So, here’s what’s available to patients with Gennev’s telemedicine service:

Secure scheduling for video-based appointments nationwide,

Medical advice and diagnosis – menopause and more – suited for video-based appointments,

Prescription support called into your local pharmacy. HRT or not, our MDs are prepared to prescribe the most appropriate medications for their patients,

Unlimited follow-ups for all patients who are also members of Gennev HealthFix with unlimited access to Coaches and Registered Dietitians.

For most healthy people, the coronavirus isn’t really a threat to life. However, many of us have elderly parents, or young and vulnerable grandkids, or people in our lives who may be immunocompromised for one reason or another. Maybe we ourselves are at risk of complications beyond the bad-cold symptoms of COVID-19.

Whether we’re concerned about our lives or another’s, or we’d just rather not be sick and quarantined, we’re all taking a bit better care of ourselves. 


Going to a doctor’s office can feel a bit like heading for the front lines, so why not skip that, save yourself a trip, and relieve a little pressure on our over-burdened medical system: choose telemedicine. 

Stay healthy

Whatever you decide, please continue to practice common-sense precautions to help you stay healthy:

  • Wash hands often and well.
  • Don’t touch mouth, eyes, or nose.
  • Avoid touching communal surfaces as much as possible.
  • Keep 3 feet/1 meter between you and any sneezing or coughing person.
  • Eat well, sleep well, get exercise, try to minimize stress.
  • Limit time around other people.
  • Be prepared for an extended stay at home —
  • buy a few extra groceries when you’re at the store (including some treats)
  • have enough of your prescription medications,
  • stockpile some entertainment.

And help others stay healthy as well. If you’re coughing or sneezing, do so into a tissue (which you then promptly and properly throw away) or the crook of your elbow. Don’t spit in public, and if you’re not feeling well, keep that 3-foot buffer of space around you to avoid contaminating others. 

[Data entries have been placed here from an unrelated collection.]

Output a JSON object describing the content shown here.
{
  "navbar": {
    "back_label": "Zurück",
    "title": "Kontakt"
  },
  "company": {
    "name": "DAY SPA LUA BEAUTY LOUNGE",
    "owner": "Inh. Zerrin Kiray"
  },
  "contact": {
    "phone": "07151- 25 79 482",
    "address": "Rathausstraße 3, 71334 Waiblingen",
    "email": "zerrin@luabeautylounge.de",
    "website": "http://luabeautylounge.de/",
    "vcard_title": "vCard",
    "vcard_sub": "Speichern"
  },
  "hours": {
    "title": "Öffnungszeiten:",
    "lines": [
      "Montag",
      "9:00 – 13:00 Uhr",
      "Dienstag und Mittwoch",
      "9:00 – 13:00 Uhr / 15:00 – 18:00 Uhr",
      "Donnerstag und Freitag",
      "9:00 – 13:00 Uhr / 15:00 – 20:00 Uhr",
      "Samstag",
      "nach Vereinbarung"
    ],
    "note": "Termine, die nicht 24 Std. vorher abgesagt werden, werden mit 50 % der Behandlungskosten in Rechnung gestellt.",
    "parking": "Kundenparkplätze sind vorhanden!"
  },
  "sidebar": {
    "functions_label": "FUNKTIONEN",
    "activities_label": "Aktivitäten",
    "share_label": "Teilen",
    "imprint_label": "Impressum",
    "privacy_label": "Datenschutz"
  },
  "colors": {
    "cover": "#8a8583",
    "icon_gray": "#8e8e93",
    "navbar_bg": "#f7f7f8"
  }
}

Are you worried about the coronavirus? Why or why not? Please share your thoughts with us in the Gennev Community Forums!



Shannon Perry

March 5, 2020
Director of Programming & Media

Medically Reviewed By

Subscribe for our weekly newsletter for helpful articles sent straight to your inbox:

Recommended Products

No items found.
Podcast episode available on Spotify Podcasts